These settings include inpatient or residential, intensive outpatient, and others. Addiction recovery in these environments also includes a variety of therapies that allow recovering users to understand the roots of their addiction and adopt coping strategies and skills that encourage decision-making that supports sobriety. Aftercare services offer support after treatment ends that help people get their lives back on track after addiction.
Users also may recover from opioid addiction with the help of Medication-Assisted Treatment, which combines behavior therapy and medications to treat substance use disorder. The medications, such as buprenorphine and naltrexone, are approved by the U.S. Food and Drug Administration. They are used to treat addiction to short-acting opioids, among them oxycodone, hydrocodone, codeine, heroin, and morphine, as the Substance Abuse and Mental Health Services Administration (SAMHSA) explains.
If you or someone you know is struggling with long-term opioid or painkiller addiction, Delphi Behavioral Health Group can work with you on your recovery. We specialize in helping people end their physical and psychological dependence on substances the right way. Treatment programs at Delphi Behavioral Health Group’s facilities provide unique therapy and counseling methods for certain addictions. Our treatment centers provide an oasis for the community, counseling, and support for our clients in recovery and their families. Give us a call to discuss you or your loved one’s options today at 844-899-5777.
Akpan, Nsikan, Griffin, Julia. (October 2017). “How a Brain Gets Hooked on Opioids.” PBS NewsHour. Retrieved July 2018 from https://www.pbs.org/newshour/science/brain-gets-hooked-opioids
News Medical Life Sciences. (n.d.). “New research shows effects of long-term use of opioid therapy.” Retrieved July 2018 from https://www.news-medical.net/news/20130415/New-research-shows-effects-of-long-term-use-of-opioid-therapy.aspx
SAMHSA. (September 2015). “Medications and Counseling Treatment.” Substance Abuse and Mental Health Services Administration.
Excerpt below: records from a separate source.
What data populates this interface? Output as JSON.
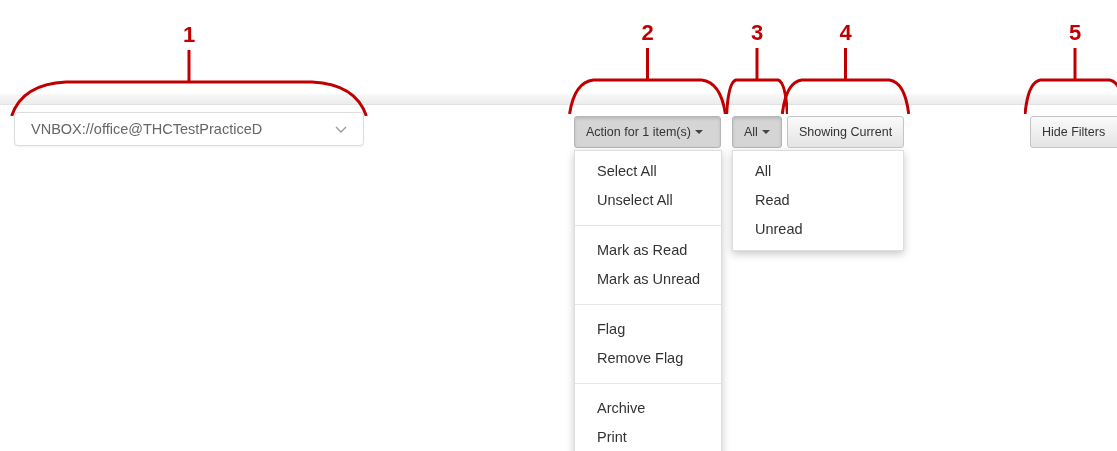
{
  "account_select": {
    "value": "VNBOX://office@THCTestPracticeD",
    "callout": "1"
  },
  "toolbar": [
    {
      "kind": "dropdown",
      "label": "Action for 1 item(s)",
      "callout": "2",
      "expanded": true,
      "menu": [
        [
          "Select All",
          "Unselect All"
        ],
        [
          "Mark as Read",
          "Mark as Unread"
        ],
        [
          "Flag",
          "Remove Flag"
        ],
        [
          "Archive",
          "Print"
        ]
      ]
    },
    {
      "kind": "dropdown",
      "label": "All",
      "callout": "3",
      "expanded": true,
      "menu": [
        [
          "All",
          "Read",
          "Unread"
        ]
      ]
    },
    {
      "kind": "button",
      "label": "Showing Current",
      "callout": "4"
    },
    {
      "kind": "button",
      "label": "Hide Filters",
      "callout": "5"
    }
  ]
}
Retrieved July 2018 from https://www.samhsa.gov/medication-assisted-treatment/treatment#medications-used-in-mat